## Exercise instructions
The answer should match the records character for character.

Segment Open

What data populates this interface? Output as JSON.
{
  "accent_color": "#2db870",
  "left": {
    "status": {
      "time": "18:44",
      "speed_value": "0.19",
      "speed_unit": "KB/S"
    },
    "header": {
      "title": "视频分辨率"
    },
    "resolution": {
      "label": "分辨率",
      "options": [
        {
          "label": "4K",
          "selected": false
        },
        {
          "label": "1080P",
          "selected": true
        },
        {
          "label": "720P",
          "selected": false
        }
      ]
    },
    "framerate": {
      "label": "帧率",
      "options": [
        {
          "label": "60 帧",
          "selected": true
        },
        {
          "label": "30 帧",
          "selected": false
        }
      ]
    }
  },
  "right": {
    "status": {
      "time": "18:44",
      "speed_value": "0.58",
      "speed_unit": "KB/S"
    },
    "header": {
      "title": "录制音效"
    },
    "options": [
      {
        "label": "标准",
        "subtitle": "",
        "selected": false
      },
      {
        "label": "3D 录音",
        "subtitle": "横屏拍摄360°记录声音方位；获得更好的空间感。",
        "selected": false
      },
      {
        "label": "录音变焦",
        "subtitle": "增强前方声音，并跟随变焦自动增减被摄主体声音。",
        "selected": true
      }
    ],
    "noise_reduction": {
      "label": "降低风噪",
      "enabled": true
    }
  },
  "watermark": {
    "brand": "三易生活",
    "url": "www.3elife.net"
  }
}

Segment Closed

## Task output
What data populates this interface? Output as JSON.
{
  "accent_color": "#2db870",
  "left": {
    "status": {
      "time": "18:44",
      "speed_value": "0.19",
      "speed_unit": "KB/S"
    },
    "header": {
      "title": "视频分辨率"
    },
    "resolution": {
      "label": "分辨率",
      "options": [
        {
          "label": "4K",
          "selected": false
        },
        {
          "label": "1080P",
          "selected": true
        },
        {
          "label": "720P",
          "selected": false
        }
      ]
    },
    "framerate": {
      "label": "帧率",
      "options": [
        {
          "label": "60 帧",
          "selected": true
        },
        {
          "label": "30 帧",
          "selected": false
        }
      ]
    }
  },
  "right": {
    "status": {
      "time": "18:44",
      "speed_value": "0.58",
      "speed_unit": "KB/S"
    },
    "header": {
      "title": "录制音效"
    },
    "options": [
      {
        "label": "标准",
        "subtitle": "",
        "selected": false
      },
      {
        "label": "3D 录音",
        "subtitle": "横屏拍摄360°记录声音方位；获得更好的空间感。",
        "selected": false
      },
      {
        "label": "录音变焦",
        "subtitle": "增强前方声音，并跟随变焦自动增减被摄主体声音。",
        "selected": true
      }
    ],
    "noise_reduction": {
      "label": "降低风噪",
      "enabled": true
    }
  },
  "watermark": {
    "brand": "三易生活",
    "url": "www.3elife.net"
  }
}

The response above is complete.